After the tour, we headed down to the graveyard and saw Jefferson’s grave. Very different from the tomb of the Washingtons. It was sort of a mini-Washington monument. After taking our pictures of the headstone, we walked back up the hill and wondered about for awhile. I love the look of the house. Jefferson was an amateur architect and designed Monticello himself. All his travel in Europe meant he tried a lot of things at Monticello that hadn’t been seen in the States yet at the time. The all-weather tunnel running under the house, the design on vents from the cellar into the house as a sort of pre-electricity air conditioning system. We chilled in the garden for a bit and then went to get in line for our house tour.

This was the best part of the day for me. If I ever design a house, I want Monticello. First off, his library was an extension of his “study” which led into his bedroom with a very cool alcove bed that was a running theme in the house.

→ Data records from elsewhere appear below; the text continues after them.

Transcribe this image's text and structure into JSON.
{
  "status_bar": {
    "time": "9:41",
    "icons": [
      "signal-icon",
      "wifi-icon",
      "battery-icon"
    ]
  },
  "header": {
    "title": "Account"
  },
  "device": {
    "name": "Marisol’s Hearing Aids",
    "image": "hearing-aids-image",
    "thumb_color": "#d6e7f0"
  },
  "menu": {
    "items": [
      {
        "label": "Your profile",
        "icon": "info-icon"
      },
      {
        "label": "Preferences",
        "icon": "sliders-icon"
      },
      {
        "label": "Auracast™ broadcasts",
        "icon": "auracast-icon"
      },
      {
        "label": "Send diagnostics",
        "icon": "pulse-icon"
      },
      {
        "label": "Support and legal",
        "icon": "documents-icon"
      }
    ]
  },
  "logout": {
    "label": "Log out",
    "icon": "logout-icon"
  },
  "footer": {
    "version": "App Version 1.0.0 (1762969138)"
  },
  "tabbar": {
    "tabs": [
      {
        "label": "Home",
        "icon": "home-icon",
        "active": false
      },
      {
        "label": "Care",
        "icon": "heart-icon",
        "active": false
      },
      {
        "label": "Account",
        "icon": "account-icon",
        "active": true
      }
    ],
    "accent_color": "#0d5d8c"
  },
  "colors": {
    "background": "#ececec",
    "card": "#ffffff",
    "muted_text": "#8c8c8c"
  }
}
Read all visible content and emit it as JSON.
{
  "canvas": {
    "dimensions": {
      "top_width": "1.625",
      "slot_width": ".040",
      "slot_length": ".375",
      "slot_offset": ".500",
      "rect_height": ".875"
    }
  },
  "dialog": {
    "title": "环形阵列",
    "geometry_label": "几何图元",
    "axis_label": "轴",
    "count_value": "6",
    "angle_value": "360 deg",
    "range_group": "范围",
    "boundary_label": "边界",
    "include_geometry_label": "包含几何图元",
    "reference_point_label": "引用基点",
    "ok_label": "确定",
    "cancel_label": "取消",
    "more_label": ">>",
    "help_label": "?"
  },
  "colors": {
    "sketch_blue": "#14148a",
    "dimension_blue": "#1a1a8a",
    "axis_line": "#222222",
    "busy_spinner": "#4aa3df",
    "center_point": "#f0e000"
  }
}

Best use of space was Jefferson’s goal for the entire house so he came up or brought back from Europe all these “space saving” elements. Like, in his bedroom, his bed is between his study and the room but his closet is above his bed, accessible only by a ladder. A lot of his doors folded into the walls so they didn’t take up space in the room. He had a fabulous “tea room” that I would have gladly lived in and the guest bedroom had another alcove bed for best use of space. Overall, I loved the house tour. Our tour guide (who’s name I have sadly forgotten) was amazing – telling all the great stories but not being over-tedious. After the tour, we walked back down to our car (all down hill) and headed back towards Charlottesville to find food.

We found the main downtown district which is chock full of used bookstores – great and bad at the same time. I escaped with only one book so I was impressed with myself. After a quick dinner, we hopped on the free trolley and rode over to UVA. It is a good thing I never came to look at this campus, I would have had to come to a school that is huge but has the most beautiful campus I have ever seen. Seriously, I would live on it now. We got caught in a storm however so we cut our tour of campus short and headed back toward the car. Once back, the rain had stopped so we took a driving tour of campus instead. We found the stadium to take pictures as well. Heading back to Washington, we were treated to a fabulous sunset over the Blue Ridge Mountains. Breaking what I am sure was quite a few laws, we pulled over to take picture which I think are my best yet this summer. It was a great trip though, full of lots of fun. I really enjoyed seeing the house at Monticello and UVA.

That was Saturday. On Sunday, I did a mini-museum marathon. I started at the Freer Gallery (Asian art with Whistler thrown in for good measure), the Sackler Gallery (more Asian art) and the Hirshorn Museum (Modern art). All three are lesser knowns in the Smithsonian family. I really enjoyed the Hirshorn actually which surprised me – I am not much of a modern art fan but they have a fabulous exhibit right now, temporary, on cinema art which was very interesting to walk through and take all the different films in and what they are trying to convey. After the museums, I walked through the Castle (now a visitor’s center) and paid my respects to Smithson’s tomb before I headed over to the National Botanical Gardens. I had done the outside gardens earlier in the week but the Conservatory closed too early for me to go after work. I liked this a lot – the big greenhouses host different areas of the world – jungle, desert, forest, endangered species. In the jungle greenhouse, they have a canopy walk which was a lot of fun to go through with the mist going off every few minutes, making you think you’re actually in the jungle (for about a second, but hey, atmosphere is everything). That was pretty much my Sunday. Next post, this week and my weekend plans…